■ BRIEF ■
Every single entry should be printed exactly.

Records from a collection:

########

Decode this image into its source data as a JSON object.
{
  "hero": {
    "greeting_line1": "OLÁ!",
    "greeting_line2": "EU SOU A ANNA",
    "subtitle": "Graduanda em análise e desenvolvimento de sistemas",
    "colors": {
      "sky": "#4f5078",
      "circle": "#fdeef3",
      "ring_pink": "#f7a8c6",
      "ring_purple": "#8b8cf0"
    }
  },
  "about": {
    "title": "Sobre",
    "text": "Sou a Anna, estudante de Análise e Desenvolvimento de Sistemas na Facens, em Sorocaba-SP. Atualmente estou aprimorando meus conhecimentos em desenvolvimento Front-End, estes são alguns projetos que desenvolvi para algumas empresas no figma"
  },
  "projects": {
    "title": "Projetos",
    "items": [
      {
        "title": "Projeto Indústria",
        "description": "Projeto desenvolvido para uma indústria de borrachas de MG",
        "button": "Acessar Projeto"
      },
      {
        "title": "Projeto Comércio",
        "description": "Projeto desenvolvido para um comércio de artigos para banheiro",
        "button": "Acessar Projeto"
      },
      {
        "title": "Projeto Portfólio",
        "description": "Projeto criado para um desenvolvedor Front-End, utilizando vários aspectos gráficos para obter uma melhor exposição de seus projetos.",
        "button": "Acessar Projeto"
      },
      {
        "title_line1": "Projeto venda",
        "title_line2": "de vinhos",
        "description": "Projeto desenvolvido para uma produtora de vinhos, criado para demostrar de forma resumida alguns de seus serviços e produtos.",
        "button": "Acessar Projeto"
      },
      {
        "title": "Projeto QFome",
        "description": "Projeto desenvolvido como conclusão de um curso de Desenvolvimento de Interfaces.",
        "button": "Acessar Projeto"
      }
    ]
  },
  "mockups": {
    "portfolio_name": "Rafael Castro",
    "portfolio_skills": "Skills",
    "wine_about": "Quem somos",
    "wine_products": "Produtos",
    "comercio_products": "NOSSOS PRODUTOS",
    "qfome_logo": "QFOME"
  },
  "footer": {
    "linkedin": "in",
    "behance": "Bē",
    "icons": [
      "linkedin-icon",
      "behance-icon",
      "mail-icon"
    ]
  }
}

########

■ ANSWER SPACE ■
Decode this image into its source data as a JSON object.
{
  "hero": {
    "greeting_line1": "OLÁ!",
    "greeting_line2": "EU SOU A ANNA",
    "subtitle": "Graduanda em análise e desenvolvimento de sistemas",
    "colors": {
      "sky": "#4f5078",
      "circle": "#fdeef3",
      "ring_pink": "#f7a8c6",
      "ring_purple": "#8b8cf0"
    }
  },
  "about": {
    "title": "Sobre",
    "text": "Sou a Anna, estudante de Análise e Desenvolvimento de Sistemas na Facens, em Sorocaba-SP. Atualmente estou aprimorando meus conhecimentos em desenvolvimento Front-End, estes são alguns projetos que desenvolvi para algumas empresas no figma"
  },
  "projects": {
    "title": "Projetos",
    "items": [
      {
        "title": "Projeto Indústria",
        "description": "Projeto desenvolvido para uma indústria de borrachas de MG",
        "button": "Acessar Projeto"
      },
      {
        "title": "Projeto Comércio",
        "description": "Projeto desenvolvido para um comércio de artigos para banheiro",
        "button": "Acessar Projeto"
      },
      {
        "title": "Projeto Portfólio",
        "description": "Projeto criado para um desenvolvedor Front-End, utilizando vários aspectos gráficos para obter uma melhor exposição de seus projetos.",
        "button": "Acessar Projeto"
      },
      {
        "title_line1": "Projeto venda",
        "title_line2": "de vinhos",
        "description": "Projeto desenvolvido para uma produtora de vinhos, criado para demostrar de forma resumida alguns de seus serviços e produtos.",
        "button": "Acessar Projeto"
      },
      {
        "title": "Projeto QFome",
        "description": "Projeto desenvolvido como conclusão de um curso de Desenvolvimento de Interfaces.",
        "button": "Acessar Projeto"
      }
    ]
  },
  "mockups": {
    "portfolio_name": "Rafael Castro",
    "portfolio_skills": "Skills",
    "wine_about": "Quem somos",
    "wine_products": "Produtos",
    "comercio_products": "NOSSOS PRODUTOS",
    "qfome_logo": "QFOME"
  },
  "footer": {
    "linkedin": "in",
    "behance": "Bē",
    "icons": [
      "linkedin-icon",
      "behance-icon",
      "mail-icon"
    ]
  }
}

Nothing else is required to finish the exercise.